HSAs aren’t a magic bullet to bringing down healthcare costs, but they would go a long way to addressing the problem. If we lived in a pre-Obamacare age, you’d be able to get a high-deductible, HSA-compliant plan for probably $50-100 a month, depending on age and health. Even if you didn’t want to manage the money in various investments, the incentives to save—namely, the pre-tax benefit—are enough that many Americans would likely take contribute to their HSA.
When Secretary of Housing and Urban Development Ben Carson was running for president in 2015-2016, he proposed transferable, minimally-funded ($5000 at birth, I believe) HSAs be issued for all Americans. The ability to transfer funds between family members and to grow that wealth over time would be huge.
Similarly, President George W. Bush proposed giving Americans the option to contribute their Social Security contributions into personally-managed investment accounts. That would reduce the astronomical costs of that federal boondoggle and give Americans much greater returns on their investments. Naturally, Democrats rejected that plan out of hand, and accused Bush of hating old people. Yeesh.
The takeaway is this: whether it’s in healthcare or retirement savings, the American people know best. Yes, we’d need some additional financial education—which we desperately need anyway—but, c’mon, are you going to continue running the same inefficient, wasteful systems just because a small percentage of people won’t adequately manage their money?
Liberty works in nearly every arena, and it would work in healthcare and health insurance, too. HSAs are the wave of the future, and I’m glad to see Tom Rice is championing them.
The past few weeks have been chock-a-block with major developments. The Supreme Court, in particular, has been in the news quite a bit, including striking down compulsory dues payments for non-union members.
Now that the current session of SCOTUS is in recess, Justice Anthony Kennedy, the infamous “swing” justice, has announced his retirement, which is effective 1 July 2018.
This gives President Trump his second opportunity to appoint a justice to the highest court in the land. The Neil Gorsuch nomination was a slam-dunk, as recent Supreme Court rulings have demonstrated. Now Trump has the opportunity to appoint a true, consistent, constitutional conservative to the bench.
Justice Kennedy was nominated thirty years ago, after the railroading of Robert Bork. Bork, a hard-nosed conservative and constitutional originalist—indeed, Bork made originalism cool again—was slandered by the execrable Senator Edward “Teddy” Kennedy, the so-called “Lion of the Senate,” in his melodramatic “Robert Bork’s America” speech against Bork’s appointment.

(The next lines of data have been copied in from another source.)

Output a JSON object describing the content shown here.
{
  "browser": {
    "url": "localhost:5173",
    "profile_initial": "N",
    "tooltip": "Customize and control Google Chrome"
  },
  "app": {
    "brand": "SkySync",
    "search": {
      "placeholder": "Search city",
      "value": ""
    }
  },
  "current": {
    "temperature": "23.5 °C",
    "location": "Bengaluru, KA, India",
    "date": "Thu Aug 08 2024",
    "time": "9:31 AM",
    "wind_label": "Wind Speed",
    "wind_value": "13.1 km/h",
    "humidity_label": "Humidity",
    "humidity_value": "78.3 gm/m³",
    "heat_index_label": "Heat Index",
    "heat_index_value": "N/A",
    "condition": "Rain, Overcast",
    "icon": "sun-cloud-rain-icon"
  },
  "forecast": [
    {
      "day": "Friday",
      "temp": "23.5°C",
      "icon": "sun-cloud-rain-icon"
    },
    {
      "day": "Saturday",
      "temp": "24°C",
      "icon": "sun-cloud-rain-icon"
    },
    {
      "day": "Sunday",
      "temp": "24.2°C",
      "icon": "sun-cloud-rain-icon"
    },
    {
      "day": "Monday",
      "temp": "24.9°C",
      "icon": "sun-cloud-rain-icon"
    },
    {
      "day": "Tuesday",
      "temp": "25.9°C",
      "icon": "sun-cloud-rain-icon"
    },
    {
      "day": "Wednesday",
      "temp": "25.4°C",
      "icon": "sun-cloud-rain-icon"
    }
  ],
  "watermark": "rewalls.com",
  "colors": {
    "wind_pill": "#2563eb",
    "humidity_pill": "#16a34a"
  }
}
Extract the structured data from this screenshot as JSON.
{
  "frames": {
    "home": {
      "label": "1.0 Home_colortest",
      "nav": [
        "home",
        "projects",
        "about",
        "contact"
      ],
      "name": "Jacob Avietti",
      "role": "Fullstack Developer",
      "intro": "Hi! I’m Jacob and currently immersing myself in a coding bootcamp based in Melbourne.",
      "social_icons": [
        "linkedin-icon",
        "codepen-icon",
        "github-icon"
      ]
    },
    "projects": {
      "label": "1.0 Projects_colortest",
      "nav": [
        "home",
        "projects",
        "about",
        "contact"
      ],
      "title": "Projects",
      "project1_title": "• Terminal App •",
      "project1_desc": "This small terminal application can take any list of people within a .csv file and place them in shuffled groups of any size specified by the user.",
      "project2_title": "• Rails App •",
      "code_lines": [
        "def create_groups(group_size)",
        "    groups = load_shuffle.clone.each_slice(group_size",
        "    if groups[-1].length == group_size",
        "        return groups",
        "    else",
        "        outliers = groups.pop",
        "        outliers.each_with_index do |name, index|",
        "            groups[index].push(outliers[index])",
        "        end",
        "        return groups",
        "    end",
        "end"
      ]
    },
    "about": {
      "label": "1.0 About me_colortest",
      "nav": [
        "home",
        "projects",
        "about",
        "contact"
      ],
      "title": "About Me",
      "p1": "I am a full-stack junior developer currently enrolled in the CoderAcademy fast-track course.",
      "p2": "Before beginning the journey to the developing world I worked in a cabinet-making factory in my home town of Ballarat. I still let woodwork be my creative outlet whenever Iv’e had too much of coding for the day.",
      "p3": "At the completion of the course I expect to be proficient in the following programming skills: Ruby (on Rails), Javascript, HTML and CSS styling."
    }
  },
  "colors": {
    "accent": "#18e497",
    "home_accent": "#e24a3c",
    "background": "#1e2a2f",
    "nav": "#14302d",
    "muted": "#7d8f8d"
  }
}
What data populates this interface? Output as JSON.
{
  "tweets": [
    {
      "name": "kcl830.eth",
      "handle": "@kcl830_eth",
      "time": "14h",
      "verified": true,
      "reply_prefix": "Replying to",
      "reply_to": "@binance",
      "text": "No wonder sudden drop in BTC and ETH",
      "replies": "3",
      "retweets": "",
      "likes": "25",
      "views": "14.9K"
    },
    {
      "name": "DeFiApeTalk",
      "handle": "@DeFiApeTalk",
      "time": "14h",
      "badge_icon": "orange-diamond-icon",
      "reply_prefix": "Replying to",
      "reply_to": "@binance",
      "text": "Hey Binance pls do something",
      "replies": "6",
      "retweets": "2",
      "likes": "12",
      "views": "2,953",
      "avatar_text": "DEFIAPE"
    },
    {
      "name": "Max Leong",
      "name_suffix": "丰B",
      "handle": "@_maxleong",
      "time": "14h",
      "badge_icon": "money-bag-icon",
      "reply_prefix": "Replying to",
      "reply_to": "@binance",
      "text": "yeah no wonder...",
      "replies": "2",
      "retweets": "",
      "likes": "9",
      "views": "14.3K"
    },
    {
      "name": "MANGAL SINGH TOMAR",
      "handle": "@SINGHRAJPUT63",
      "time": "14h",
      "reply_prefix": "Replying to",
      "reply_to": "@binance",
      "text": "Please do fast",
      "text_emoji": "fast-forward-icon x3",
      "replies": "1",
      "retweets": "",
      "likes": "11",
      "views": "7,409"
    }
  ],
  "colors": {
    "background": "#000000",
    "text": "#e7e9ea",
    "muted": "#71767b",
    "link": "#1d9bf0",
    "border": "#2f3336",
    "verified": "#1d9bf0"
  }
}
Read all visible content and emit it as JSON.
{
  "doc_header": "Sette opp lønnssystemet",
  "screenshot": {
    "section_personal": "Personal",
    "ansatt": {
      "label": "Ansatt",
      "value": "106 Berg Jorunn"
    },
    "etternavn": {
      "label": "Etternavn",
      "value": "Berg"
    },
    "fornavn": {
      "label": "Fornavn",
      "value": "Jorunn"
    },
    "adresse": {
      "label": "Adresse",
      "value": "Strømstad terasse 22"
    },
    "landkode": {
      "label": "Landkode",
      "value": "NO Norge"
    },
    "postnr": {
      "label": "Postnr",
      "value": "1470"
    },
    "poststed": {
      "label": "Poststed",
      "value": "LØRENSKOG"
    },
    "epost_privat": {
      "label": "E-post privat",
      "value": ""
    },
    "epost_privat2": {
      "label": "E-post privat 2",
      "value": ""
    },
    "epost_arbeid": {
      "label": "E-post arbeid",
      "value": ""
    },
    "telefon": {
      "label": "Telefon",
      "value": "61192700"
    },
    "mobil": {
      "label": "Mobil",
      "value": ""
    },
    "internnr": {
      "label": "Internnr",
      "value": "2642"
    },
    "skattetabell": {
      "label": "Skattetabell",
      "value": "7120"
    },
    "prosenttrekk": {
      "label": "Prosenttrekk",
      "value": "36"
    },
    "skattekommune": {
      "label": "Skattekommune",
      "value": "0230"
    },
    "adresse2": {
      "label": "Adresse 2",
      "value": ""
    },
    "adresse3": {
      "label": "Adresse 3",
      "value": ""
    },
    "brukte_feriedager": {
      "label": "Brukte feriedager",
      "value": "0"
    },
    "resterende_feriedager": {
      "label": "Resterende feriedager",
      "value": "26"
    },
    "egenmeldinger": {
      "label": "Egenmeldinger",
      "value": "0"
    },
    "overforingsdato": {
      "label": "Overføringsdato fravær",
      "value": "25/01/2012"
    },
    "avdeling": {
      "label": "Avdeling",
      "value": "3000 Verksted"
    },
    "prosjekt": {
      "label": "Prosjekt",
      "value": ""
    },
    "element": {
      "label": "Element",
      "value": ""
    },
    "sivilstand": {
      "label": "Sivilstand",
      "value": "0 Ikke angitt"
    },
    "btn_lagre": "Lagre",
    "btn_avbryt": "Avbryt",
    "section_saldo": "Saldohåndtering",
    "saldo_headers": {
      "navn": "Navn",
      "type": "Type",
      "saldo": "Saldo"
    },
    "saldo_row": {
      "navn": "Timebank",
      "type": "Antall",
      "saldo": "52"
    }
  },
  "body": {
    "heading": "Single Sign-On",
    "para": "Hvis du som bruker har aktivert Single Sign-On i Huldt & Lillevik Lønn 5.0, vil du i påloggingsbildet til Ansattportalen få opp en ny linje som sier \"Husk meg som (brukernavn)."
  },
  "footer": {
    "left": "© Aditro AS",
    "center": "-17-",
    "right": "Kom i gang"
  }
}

The speech—a classic misunderstanding of constitutional originalism, and a classic example of fearmongering—argued that women would be forced to have back alley abortions, that black Americans would have to sit at segregated lunch counters, and that Americans would face “midnight raids” on their homes. Critics of originalists ignore that constitutional originalists recognize the amendment clause of the Constitution—they wouldn’t very “originalist” if they didn’t—and so falsely claim that anyone who supports a literal reading of the document supports slavery (or some such nonsense).
Regardless, President Trump’s potential nominee—who will be chosen from a list of twenty-five—will no-doubt face a proper Borking of his own. Here’s hoping the Republican-controlled Senate can avoid cucking out on this rare opportunity, and put someone who actually understands and believes in the Constitution on the bench.